Arthur Rubinstein made several studio recordings of Beethoven's Third Piano Concerto, but recorded souvenirs of Hofmann's artistry are much rarer, and so it is his performance of Beethoven's Fourth which is of the greater interest here. It was recorded on August 22. The announcer's voice is retained at the beginning and at the end of the performance – a touch of "authenticity" I didn't mind at all. (I was less excited by the audience's applause after the first movement.) Hofmann was in his late 60s at the time and had been performing for more than fifty years. (In fact, his American "Golden Jubilee" concerts from the Metropolitan Opera House were recorded by Columbia Records in 1937.) A decade Rubinstein's senior, Hofmann's career was less consistent, his personal life was more tumultuous, and he was not to be blessed with a long "Indian summer" as Rubinstein was. Nevertheless, this Beethoven Fourth finds him living up to his reputation, and then some. He and Mitropoulos are in agreement that this concerto should be played with Classical fire; it is not a respite between the brio of the Third and Fifth Concertos, but a bridge made of no less volatile materials. Hofmann's tone is gorgeous, and the clarity and agility that he displays in the first movement give this music unusual electricity. Hofmann plays uncommon but effective cadenzas by Reinecke – another reason to enjoy this performance. This is not note-perfect playing, but it is surprisingly error-free, given the circumstances. (The pianist does seem to tire near the end, though.) What really matters here is the interpretation, which is both heroic and playful, and so loaded with personality – Beethoven's and the interpreters' – that no one who likes this concerto should miss this CD. In general, the recorded sound is excellent; intermittent noise from the source material (acetate discs?) is easy to ignore.

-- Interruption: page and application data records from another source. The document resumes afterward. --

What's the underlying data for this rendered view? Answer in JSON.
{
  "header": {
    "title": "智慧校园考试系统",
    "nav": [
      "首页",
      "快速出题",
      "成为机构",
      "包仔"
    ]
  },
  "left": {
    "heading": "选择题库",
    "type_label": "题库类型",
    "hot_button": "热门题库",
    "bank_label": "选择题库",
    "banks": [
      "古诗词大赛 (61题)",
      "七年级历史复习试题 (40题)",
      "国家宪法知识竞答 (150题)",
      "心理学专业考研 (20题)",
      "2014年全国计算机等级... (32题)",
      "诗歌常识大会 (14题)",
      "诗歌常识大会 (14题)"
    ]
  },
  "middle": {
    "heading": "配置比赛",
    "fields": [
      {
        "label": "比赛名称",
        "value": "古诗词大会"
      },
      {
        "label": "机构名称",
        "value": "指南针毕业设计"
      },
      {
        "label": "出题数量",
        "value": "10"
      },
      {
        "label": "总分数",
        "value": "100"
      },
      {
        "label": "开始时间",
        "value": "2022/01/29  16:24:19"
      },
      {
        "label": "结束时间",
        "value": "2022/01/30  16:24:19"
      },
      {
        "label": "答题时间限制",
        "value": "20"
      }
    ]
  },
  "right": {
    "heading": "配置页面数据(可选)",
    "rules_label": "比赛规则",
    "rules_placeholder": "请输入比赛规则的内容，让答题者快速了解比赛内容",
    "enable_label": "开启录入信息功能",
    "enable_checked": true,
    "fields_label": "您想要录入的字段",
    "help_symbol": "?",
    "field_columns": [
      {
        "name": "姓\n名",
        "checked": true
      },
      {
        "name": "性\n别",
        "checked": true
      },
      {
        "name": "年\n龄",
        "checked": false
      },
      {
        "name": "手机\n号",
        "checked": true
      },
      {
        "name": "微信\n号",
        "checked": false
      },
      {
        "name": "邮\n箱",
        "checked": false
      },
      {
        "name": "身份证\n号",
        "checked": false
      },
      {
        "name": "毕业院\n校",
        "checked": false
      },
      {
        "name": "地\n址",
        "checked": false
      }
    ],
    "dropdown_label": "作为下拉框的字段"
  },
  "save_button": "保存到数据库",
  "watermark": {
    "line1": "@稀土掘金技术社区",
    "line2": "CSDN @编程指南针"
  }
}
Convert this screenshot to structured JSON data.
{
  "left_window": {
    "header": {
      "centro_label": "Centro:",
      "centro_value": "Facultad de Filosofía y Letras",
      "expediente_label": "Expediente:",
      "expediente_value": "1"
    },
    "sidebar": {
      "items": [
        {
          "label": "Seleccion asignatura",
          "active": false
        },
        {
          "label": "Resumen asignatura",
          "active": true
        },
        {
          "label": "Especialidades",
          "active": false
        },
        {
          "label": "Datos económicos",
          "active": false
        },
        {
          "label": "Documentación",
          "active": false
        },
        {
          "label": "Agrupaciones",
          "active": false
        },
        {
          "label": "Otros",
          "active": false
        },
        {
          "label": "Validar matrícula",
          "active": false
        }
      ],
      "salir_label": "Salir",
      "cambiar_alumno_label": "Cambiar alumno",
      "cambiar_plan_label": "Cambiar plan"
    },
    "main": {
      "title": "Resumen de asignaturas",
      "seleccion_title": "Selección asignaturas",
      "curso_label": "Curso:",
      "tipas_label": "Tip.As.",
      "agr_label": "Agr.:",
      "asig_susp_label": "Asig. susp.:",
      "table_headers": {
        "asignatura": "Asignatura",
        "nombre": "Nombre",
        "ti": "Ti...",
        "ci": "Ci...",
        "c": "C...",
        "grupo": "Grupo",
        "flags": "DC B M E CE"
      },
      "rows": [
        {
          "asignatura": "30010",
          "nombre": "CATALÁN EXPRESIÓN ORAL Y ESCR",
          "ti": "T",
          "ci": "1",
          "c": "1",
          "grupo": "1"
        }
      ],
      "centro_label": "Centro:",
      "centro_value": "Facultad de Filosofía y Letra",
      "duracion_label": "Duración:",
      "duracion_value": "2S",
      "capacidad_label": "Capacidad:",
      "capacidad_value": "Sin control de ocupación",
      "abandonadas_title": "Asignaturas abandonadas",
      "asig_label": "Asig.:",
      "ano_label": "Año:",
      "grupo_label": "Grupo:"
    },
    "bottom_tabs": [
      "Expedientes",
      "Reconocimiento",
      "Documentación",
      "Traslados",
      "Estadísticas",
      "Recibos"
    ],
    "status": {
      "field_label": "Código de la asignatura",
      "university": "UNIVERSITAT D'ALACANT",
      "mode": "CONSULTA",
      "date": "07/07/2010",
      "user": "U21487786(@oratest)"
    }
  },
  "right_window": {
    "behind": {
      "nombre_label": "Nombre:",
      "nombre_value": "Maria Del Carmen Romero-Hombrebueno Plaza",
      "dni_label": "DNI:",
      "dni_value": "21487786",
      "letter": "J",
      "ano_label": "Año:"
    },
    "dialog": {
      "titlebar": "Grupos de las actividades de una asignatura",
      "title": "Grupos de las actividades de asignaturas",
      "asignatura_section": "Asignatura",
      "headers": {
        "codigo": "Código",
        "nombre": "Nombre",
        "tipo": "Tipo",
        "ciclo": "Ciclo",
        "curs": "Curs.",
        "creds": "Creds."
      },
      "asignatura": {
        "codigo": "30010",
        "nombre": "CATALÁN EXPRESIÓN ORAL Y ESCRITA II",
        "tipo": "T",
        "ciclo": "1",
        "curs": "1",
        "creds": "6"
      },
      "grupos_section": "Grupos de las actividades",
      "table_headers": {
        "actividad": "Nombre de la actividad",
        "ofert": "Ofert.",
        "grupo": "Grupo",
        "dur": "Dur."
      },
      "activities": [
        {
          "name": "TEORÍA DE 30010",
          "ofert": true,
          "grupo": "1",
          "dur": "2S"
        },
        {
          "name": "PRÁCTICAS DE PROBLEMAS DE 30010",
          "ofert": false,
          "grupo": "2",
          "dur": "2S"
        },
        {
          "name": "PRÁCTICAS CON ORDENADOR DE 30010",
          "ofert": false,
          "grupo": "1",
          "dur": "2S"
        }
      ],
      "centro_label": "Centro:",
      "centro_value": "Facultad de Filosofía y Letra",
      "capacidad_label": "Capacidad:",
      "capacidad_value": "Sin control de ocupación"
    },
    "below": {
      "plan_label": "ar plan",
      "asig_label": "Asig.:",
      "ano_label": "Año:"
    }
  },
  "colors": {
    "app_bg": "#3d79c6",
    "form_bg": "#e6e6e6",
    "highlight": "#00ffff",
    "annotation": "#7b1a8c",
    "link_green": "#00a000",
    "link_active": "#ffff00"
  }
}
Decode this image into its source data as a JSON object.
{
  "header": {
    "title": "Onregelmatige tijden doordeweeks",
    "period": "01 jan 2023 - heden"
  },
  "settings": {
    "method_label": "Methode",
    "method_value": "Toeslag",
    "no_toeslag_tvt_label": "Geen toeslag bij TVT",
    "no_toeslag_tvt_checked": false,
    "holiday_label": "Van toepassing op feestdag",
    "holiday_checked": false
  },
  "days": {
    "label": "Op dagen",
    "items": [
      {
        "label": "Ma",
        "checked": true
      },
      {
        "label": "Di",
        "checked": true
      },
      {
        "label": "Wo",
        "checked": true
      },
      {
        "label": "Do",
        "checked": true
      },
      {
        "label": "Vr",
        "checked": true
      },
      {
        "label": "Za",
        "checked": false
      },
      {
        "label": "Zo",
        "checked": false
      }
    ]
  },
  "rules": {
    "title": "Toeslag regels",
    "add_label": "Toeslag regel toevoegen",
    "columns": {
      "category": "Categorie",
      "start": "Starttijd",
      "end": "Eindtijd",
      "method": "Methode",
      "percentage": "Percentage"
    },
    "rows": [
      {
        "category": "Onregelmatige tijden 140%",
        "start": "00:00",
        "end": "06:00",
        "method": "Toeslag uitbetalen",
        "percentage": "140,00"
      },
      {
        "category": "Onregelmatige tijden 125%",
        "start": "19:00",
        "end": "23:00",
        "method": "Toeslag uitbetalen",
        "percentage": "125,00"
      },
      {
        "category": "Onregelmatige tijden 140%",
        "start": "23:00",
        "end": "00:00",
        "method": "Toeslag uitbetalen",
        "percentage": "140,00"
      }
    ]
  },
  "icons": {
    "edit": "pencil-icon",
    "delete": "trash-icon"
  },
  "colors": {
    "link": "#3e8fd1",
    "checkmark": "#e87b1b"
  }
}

The CD's annotator ungraciously uses Mitropoulos as a stick with which to beat Ormandy, whose "renditions of the standard orchestral canon [he finds] insipidly sweet, sentimental, and even, in the case of Schéhérazade, vulgar." (What does Schéhérazade have to do with the matter at hand?) Nevertheless, he allows that Ormandy made "an excellent accompanying conductor," so I guess this Rubinstein-Ormandy Beethoven Third gets an implicit nod from him. Where some performers emphasize the score's C-minor drama – all Greek gods and lightning bolts – Rubinstein and Ormandy are more genial, if somewhat fleet. It is as if they are solving a difficult calculus problem, but happily confident of a positive outcome. In fact, the outcome is positive indeed, and this is a Third that sings like a lark more than it frowns like a thundercloud. Here, Rubinstein uses Beethoven's cadenzas with Busoni's modifications. Again, the sound is excellent for the period, and momentary sonic artifacts detract little from the performance.
While this CD probably is intended for a more specialized clientele, few would fail to respond to the appeal of such pianism (and such accompaniments). Good stuff!
Copyright © 2002, Raymond Tuttle